A narrow escape
An injury to Gavaskar notwithstanding, the Indians shuffled their batting line-up in order to set up a quick chase. However, Ashantha de Mel’s five-wicket haul meant that brakes had to be applied. Two more wickets had fallen before a wounded Gavaskar walked out to bat at No 9 to help save India the Test. At 135 for seven, the match came to a screeching halt, the result a draw.
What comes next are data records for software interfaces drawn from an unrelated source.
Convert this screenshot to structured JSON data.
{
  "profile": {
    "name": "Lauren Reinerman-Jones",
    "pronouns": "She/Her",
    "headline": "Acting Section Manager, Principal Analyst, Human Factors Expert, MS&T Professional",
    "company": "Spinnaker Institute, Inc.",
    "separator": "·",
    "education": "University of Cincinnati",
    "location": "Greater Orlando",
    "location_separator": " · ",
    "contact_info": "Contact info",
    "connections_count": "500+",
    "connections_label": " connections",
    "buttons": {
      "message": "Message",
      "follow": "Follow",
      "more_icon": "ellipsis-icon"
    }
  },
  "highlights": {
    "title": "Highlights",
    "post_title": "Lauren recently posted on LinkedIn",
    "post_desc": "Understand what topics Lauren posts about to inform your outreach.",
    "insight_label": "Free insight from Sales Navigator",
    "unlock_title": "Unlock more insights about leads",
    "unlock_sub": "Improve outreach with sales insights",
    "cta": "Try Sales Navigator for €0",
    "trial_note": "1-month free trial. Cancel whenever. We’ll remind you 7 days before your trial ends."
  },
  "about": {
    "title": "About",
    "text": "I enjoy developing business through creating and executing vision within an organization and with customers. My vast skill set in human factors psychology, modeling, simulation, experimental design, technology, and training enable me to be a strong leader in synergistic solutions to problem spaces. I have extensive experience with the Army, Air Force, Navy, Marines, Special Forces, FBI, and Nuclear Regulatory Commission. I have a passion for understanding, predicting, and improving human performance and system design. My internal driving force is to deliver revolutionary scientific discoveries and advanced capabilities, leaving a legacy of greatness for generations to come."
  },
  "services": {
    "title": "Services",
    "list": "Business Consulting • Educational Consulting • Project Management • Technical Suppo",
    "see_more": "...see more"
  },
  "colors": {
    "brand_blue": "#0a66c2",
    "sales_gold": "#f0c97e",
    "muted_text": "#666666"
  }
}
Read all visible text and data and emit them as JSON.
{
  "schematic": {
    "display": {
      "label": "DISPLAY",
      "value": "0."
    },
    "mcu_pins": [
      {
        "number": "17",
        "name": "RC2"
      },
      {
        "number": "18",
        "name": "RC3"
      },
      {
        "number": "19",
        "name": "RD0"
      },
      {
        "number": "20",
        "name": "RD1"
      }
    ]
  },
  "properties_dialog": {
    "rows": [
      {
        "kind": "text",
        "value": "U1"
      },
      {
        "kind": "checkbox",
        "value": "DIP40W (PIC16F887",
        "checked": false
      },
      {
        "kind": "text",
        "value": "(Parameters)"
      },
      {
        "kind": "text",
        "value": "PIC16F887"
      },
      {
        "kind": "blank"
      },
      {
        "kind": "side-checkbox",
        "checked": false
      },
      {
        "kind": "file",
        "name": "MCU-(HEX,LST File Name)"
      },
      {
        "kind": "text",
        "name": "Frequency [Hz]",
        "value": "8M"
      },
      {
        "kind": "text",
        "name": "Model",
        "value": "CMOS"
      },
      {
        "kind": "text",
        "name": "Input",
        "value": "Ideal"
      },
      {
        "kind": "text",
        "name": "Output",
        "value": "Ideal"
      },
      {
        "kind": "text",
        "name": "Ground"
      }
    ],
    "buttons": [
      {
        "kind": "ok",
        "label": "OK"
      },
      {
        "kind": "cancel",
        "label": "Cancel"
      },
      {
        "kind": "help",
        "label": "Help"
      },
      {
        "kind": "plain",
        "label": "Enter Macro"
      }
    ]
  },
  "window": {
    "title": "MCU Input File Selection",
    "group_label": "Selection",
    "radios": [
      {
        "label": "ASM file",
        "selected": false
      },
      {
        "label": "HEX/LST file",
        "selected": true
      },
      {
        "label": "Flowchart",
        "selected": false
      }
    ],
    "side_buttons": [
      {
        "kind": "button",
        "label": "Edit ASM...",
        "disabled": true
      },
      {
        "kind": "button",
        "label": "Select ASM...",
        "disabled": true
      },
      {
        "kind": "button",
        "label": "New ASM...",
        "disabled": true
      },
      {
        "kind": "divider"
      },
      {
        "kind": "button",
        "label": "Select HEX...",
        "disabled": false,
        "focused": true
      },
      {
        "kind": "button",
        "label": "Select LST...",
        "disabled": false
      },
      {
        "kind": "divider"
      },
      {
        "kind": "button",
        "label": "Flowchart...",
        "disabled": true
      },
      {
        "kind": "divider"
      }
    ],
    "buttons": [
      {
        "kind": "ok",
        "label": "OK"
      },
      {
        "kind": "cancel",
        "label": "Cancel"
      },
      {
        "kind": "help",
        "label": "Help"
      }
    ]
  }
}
Although both sides could have bagged a win, the visitors were, by far, impressive of the two, considering it was their first dig against an already established side in the circuit. “On a true pitch batsmen dominated the match, with Sri Lanka exhibiting the more positive approach,” the Wisden Almanack noted. “The match aggregate of 1,441 runs was a new record for a Test in India.”
Sri Lanka 346 (Duleep Mendis 105, Roy Dias 60; Dilip Doshi 5 for 85, Kapil Dev 3 for 97) and 394 (Duleep Mendis 105, Roy Dias 97, Anura Ranasinghe 77; Kapil Dev 5 for 110, Dilip Doshi 3 for 147) drew with India 566 for 6 decl. (Sunil Gavaskar 155, Sandeep Patil 114*, Dilip Vengsarkar 90, Arun Lal 63) and 135 for 7 (Sandeep Patil 46; Ashantha de Mel 5 for 68).
Man of the Match: Duleep Mendis
(Karthik Parimal, a Correspondent with CricketCountry, is a cricket aficionado and a worshipper of the game. He idolises Steve Waugh and can give up anything, absolutely anything, just to watch a Kumar Sangakkara cover drive. He can be followed on Twitter at https://twitter.com/karthik_parimal)